If the flaw you want to cover is small enough, you are probably better off touching up the spot rather than leaving it as-is, even if it will not match perfectly. The important tip that painting contractors recommend is that you need to use the least amount of paint possible. If you can, use a thin artist’s brush – or even a toothpick – to apply paint just to the affected location.

For larger flaws, use a small roller or paint brush to cover the affected area, then go slightly beyond, feathering or tapering out the edges to minimize the visible meeting of new and old paint. Wait until the area is all the way dry before evaluating the results. This may take a day or two.

In a large number of cases, touching up the interior walls will simply not be possible. The faded color of the walls or the gloss of the paint will prevent a seamless touchup, so that the problem area will continue to draw attention to itself. It doesn’t hurt to try the touchup first, and see how you like it. But if it doesn’t hide to your satisfaction, you will need to repaint.

Fortunately, you don’t have to repaint a whole room, and maybe not even a whole wall. Interior painting companies typically paint “from break to break” in cases like this. A break is any feature of a wall that will disguise the seam between new and old paint. This could be a corner, a piece of trim or a similar feature.

There are some paints that are formulated to be “touch-up-able,” even in medium-sheen finishes. One good example is ProMar 200, a premium zero-VOC paint from Sherwin-Williams. If you are purchasing paint for a high-traffic area of you home, where you can foresee many likely touchups, you may want to invest in a paint of this caliber. Ask at you paint store for a paint with this quality.

A.G. Williams is happy to serve our customers with interior painting jobs of any size, from minor touchups to complete home repainting.
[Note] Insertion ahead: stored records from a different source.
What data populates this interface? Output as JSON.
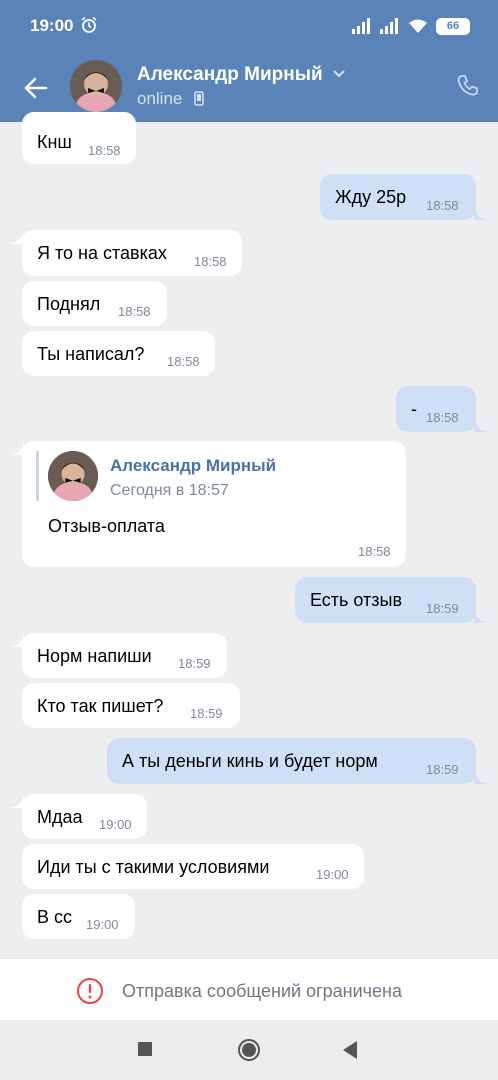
{
  "status_bar": {
    "time": "19:00",
    "battery": "66"
  },
  "header": {
    "contact_name": "Александр Мирный",
    "status": "online"
  },
  "messages": [
    {
      "dir": "in",
      "text": "Кнш",
      "time": "18:58"
    },
    {
      "dir": "out",
      "text": "Жду 25р",
      "time": "18:58"
    },
    {
      "dir": "in",
      "text": "Я то на ставках",
      "time": "18:58"
    },
    {
      "dir": "in",
      "text": "Поднял",
      "time": "18:58"
    },
    {
      "dir": "in",
      "text": "Ты написал?",
      "time": "18:58"
    },
    {
      "dir": "out",
      "text": "-",
      "time": "18:58"
    },
    {
      "dir": "in",
      "text": "Отзыв-оплата",
      "time": "18:58",
      "forwarded": {
        "author": "Александр Мирный",
        "date": "Сегодня в 18:57"
      }
    },
    {
      "dir": "out",
      "text": "Есть отзыв",
      "time": "18:59"
    },
    {
      "dir": "in",
      "text": "Норм напиши",
      "time": "18:59"
    },
    {
      "dir": "in",
      "text": "Кто так пишет?",
      "time": "18:59"
    },
    {
      "dir": "out",
      "text": "А ты деньги кинь и будет норм",
      "time": "18:59"
    },
    {
      "dir": "in",
      "text": "Мдаа",
      "time": "19:00"
    },
    {
      "dir": "in",
      "text": "Иди ты с такими условиями",
      "time": "19:00"
    },
    {
      "dir": "in",
      "text": "В сс",
      "time": "19:00"
    }
  ],
  "restriction": {
    "text": "Отправка сообщений ограничена"
  },
  "colors": {
    "header": "#5a84b8",
    "incoming": "#ffffff",
    "outgoing": "#cfe0f6",
    "background": "#edeef0",
    "warning": "#e64646"
  }
}
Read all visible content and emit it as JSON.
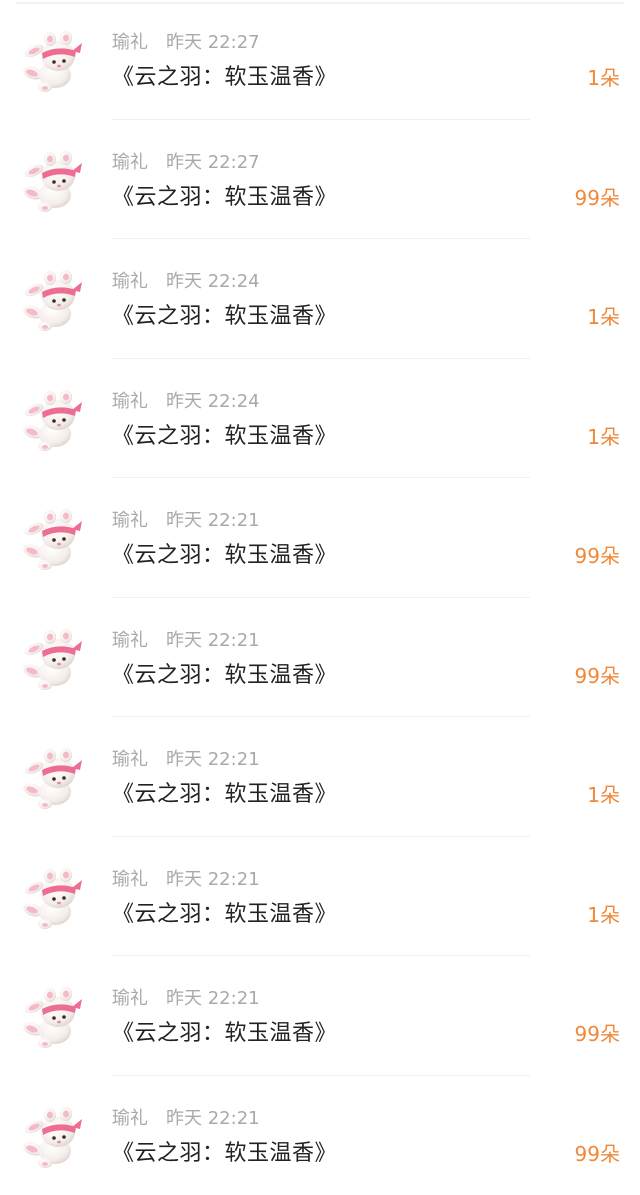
{
  "colors": {
    "name_time": "#a9a9a9",
    "title": "#222222",
    "count": "#f0883a",
    "divider": "#f0f0f0"
  },
  "avatar_icon": "pink-bunny-avatar-icon",
  "items": [
    {
      "name": "瑜礼",
      "time": "昨天 22:27",
      "title": "《云之羽：软玉温香》",
      "count": "1朵"
    },
    {
      "name": "瑜礼",
      "time": "昨天 22:27",
      "title": "《云之羽：软玉温香》",
      "count": "99朵"
    },
    {
      "name": "瑜礼",
      "time": "昨天 22:24",
      "title": "《云之羽：软玉温香》",
      "count": "1朵"
    },
    {
      "name": "瑜礼",
      "time": "昨天 22:24",
      "title": "《云之羽：软玉温香》",
      "count": "1朵"
    },
    {
      "name": "瑜礼",
      "time": "昨天 22:21",
      "title": "《云之羽：软玉温香》",
      "count": "99朵"
    },
    {
      "name": "瑜礼",
      "time": "昨天 22:21",
      "title": "《云之羽：软玉温香》",
      "count": "99朵"
    },
    {
      "name": "瑜礼",
      "time": "昨天 22:21",
      "title": "《云之羽：软玉温香》",
      "count": "1朵"
    },
    {
      "name": "瑜礼",
      "time": "昨天 22:21",
      "title": "《云之羽：软玉温香》",
      "count": "1朵"
    },
    {
      "name": "瑜礼",
      "time": "昨天 22:21",
      "title": "《云之羽：软玉温香》",
      "count": "99朵"
    },
    {
      "name": "瑜礼",
      "time": "昨天 22:21",
      "title": "《云之羽：软玉温香》",
      "count": "99朵"
    }
  ]
}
With over 100 years of experience in this region, we are a painting contractor you can trust with your home. We work in Pelham, Ardsley, Irvington, Thornwood, Bedford, Cos Cob, Darien and other neighboring towns.